- Tennessee Valley Authority is experimenting with a new method of handling coal ash, labeled "intelligent compaction," which uses a more granular analysis of the waste and surrounding geology to create impermeable, rock-hard pyramids that can be left in place.
- Critics say the areas near TVA's Kingston and Gallatin plants are prone to sinkholes, Southeast Energy News reports, and advocates have gone to court to stop the practice.
- Last year, Tennessee state agencies sued TVA for violating rules on coal ash disposal at its Gallatin coal plant, alleging coal ash was leaking into groundwater.
The disposal of coal ash continues to be an issue for utilities across the country, with advocates typically wanting waste removed from areas where it can impact water supplies and generators pressing to cap the ash ponds in place.

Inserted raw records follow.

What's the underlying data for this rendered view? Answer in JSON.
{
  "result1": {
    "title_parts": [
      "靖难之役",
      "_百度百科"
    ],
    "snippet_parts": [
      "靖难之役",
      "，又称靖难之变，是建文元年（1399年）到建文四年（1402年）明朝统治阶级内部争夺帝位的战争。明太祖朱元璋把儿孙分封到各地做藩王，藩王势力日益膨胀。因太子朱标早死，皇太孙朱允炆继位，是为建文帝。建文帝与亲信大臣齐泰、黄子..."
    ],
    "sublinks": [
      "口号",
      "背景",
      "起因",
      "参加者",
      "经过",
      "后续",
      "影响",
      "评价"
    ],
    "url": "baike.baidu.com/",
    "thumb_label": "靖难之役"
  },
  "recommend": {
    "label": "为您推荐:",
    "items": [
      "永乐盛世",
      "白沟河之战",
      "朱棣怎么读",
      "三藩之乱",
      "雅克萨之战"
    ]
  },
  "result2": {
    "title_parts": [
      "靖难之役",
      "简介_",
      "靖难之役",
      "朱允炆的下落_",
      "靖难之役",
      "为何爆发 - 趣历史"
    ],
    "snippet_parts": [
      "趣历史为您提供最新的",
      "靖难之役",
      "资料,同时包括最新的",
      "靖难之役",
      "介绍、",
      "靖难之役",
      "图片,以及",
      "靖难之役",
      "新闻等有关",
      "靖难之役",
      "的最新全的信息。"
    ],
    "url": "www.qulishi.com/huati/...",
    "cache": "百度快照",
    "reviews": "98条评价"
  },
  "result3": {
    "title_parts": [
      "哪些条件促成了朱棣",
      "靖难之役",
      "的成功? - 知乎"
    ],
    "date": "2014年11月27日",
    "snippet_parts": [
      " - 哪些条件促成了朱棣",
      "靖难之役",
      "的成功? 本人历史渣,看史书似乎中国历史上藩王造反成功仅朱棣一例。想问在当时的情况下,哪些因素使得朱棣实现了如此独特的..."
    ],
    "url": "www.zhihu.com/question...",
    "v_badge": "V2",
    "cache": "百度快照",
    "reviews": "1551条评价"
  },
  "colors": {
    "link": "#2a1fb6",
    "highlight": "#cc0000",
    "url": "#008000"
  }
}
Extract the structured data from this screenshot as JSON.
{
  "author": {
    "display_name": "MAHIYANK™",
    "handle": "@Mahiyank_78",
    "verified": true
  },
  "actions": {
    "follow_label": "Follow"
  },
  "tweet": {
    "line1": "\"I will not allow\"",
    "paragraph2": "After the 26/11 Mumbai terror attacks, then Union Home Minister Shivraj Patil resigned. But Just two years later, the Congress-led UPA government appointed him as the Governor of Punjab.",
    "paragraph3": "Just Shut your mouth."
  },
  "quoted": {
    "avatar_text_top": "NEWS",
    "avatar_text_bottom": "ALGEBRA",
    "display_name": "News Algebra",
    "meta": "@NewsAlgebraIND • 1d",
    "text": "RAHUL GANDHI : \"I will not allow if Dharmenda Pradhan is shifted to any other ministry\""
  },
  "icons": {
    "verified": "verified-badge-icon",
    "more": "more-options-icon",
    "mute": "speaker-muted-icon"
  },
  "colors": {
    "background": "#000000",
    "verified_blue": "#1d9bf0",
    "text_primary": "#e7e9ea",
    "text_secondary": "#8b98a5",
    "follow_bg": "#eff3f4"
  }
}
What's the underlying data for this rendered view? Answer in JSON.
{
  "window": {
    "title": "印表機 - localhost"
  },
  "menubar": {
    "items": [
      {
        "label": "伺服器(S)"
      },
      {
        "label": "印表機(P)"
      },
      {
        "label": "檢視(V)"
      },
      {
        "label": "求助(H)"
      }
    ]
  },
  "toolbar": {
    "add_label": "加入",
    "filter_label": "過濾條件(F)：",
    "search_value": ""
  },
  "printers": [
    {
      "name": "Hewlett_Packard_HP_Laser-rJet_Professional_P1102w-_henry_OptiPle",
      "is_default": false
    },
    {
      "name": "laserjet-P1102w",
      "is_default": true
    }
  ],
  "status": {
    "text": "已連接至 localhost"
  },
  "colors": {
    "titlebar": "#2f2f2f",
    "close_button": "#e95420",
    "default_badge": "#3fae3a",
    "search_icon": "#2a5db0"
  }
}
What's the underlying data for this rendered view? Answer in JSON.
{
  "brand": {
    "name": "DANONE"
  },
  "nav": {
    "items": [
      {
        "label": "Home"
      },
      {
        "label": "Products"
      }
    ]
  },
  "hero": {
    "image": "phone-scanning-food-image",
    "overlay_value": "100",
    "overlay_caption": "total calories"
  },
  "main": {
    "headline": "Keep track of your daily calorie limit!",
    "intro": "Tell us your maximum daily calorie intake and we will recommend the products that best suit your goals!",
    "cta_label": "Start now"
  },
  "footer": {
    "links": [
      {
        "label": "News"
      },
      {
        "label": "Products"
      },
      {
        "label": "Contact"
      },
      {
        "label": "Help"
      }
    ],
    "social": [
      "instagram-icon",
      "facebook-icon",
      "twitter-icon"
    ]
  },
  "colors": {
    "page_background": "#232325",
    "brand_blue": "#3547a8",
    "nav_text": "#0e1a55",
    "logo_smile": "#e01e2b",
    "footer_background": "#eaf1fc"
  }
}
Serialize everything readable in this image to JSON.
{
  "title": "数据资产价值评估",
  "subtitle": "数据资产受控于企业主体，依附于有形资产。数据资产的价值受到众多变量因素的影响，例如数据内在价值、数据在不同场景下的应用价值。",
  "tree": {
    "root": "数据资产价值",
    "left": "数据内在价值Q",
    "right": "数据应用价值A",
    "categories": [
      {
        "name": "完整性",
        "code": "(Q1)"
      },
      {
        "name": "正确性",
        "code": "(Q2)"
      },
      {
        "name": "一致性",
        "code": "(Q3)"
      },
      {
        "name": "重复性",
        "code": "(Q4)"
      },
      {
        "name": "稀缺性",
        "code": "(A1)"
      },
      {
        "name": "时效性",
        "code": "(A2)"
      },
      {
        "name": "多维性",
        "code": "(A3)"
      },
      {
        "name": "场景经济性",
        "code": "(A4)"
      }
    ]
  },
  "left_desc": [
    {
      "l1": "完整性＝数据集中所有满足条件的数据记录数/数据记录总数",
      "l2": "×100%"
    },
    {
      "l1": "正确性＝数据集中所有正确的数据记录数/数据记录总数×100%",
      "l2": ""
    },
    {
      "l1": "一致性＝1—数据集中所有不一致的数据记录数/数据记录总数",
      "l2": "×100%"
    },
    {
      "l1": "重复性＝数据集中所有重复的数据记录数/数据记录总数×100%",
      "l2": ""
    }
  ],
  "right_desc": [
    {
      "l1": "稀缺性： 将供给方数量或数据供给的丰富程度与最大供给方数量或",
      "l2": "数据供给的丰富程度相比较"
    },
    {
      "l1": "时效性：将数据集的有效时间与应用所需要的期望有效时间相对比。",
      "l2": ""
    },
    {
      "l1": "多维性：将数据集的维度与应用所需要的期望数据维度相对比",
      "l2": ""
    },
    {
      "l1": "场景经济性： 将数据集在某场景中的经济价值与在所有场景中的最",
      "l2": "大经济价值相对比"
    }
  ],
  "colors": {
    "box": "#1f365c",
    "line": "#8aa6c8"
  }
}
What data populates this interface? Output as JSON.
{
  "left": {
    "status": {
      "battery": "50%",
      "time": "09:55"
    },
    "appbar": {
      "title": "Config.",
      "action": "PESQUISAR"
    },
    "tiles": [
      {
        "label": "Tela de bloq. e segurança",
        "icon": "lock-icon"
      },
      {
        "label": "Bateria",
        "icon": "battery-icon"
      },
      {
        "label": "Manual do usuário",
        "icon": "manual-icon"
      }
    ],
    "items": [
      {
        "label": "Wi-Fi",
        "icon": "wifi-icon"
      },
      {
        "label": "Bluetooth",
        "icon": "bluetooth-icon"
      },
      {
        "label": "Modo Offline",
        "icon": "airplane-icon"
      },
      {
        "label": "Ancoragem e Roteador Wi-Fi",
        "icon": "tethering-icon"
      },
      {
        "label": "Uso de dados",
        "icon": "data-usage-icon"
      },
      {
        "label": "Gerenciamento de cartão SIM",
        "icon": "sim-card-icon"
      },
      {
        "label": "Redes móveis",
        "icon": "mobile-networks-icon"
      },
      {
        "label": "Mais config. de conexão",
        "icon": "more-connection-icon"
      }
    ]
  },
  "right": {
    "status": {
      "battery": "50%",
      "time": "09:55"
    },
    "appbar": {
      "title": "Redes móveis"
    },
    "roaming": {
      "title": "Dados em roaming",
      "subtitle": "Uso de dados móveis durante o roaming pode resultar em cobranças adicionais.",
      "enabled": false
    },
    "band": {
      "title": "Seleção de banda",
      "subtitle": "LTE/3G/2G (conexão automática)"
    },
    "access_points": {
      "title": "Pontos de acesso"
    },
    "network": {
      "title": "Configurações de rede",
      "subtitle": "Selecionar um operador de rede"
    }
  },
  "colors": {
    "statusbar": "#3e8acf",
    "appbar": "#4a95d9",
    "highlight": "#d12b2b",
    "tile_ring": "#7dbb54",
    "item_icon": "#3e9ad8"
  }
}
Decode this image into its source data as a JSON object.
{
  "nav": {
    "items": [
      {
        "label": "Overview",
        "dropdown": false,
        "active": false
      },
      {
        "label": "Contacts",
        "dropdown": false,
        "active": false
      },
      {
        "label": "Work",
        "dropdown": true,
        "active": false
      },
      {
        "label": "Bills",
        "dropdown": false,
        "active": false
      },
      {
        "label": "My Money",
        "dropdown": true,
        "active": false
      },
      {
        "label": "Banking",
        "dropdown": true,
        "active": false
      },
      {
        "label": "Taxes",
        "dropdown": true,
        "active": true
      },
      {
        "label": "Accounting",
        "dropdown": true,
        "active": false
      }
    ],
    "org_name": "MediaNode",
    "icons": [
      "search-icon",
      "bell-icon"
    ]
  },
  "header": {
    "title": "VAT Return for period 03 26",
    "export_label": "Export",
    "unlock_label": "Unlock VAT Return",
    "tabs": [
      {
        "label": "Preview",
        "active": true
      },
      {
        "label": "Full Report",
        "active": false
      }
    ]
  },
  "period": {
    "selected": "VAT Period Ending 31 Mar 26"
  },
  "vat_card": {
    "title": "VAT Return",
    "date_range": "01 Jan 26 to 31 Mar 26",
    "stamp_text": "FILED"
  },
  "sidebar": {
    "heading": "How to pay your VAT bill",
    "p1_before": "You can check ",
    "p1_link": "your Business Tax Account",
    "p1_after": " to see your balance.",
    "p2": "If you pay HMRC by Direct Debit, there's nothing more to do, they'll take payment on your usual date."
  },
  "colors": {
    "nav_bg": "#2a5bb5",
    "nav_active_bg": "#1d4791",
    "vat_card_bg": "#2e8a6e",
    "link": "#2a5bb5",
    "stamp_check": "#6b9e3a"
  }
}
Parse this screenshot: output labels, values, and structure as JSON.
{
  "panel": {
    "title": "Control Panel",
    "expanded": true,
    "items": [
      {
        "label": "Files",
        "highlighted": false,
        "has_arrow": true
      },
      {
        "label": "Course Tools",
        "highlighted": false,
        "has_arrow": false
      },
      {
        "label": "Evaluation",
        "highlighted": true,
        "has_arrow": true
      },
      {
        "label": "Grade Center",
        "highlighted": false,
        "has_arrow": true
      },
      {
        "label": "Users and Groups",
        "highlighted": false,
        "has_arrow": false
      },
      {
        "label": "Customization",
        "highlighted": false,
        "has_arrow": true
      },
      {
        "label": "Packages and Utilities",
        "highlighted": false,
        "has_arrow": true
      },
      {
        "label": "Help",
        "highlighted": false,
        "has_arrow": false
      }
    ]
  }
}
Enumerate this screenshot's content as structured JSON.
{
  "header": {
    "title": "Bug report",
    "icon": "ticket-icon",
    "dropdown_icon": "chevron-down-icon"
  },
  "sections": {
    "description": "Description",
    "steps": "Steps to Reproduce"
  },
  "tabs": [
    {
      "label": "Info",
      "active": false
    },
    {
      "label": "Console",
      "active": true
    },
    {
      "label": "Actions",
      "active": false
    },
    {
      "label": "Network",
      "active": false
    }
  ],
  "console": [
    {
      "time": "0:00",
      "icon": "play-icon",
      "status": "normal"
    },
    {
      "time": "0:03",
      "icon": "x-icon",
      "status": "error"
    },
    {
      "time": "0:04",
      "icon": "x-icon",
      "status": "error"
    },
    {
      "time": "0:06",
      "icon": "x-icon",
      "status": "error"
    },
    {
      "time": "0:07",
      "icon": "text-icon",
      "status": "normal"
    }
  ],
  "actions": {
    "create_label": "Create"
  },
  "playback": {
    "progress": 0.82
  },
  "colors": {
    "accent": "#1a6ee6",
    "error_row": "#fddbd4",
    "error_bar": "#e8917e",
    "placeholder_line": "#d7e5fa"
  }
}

Between the two sides are variety of solutions, including adding liners to the collection ponds, and additional water treatment facilities. A new law in North Carolina, for instance, would allow Duke Energy to cap some ponds in place, so long as it provides clean drinking water to communities near the ash facilities.
TVA is now developing on a new method, involving compacting the ash into solid mountains that can resist rainwater runoff and allow the waste to remain in place. The federally-owned entity is looking to close all of its wet ash storage impoundments within the next four to six years.
"The new ash compaction technology will allow us to prevent safety and environmental issues," said Jason Hill, who manages the compaction program at the Kingston plant. "We wet the ash and mix it to the consistency of cookie dough. Then we lay ash down like pavement and compact it to a density of 95% or greater.”
TVA sends rolling machines over the ash to compact it, similar to how roads are paved. But the machines are equipped with a vibrating drum and sensors that allow operators in real-time to better compact the ash, monitoring in real-time how the mountain is being constructed.
Environmental advocates say the area is not right for this type of solution, according to Southeast Energy News. Both the Kingston and Gallatin plants are constructed on top of karst bedrock, which they say is unstable.
"Kingston has a history of 28 sinkholes and dropouts,” Amanda Garcia, a staff attorney at the Southern Environmental Law Center, told the news site. “A major sinkhole in 2010 caused the liner to break and dumped a large volume of gypsum ash into the groundwater and Clinch River.”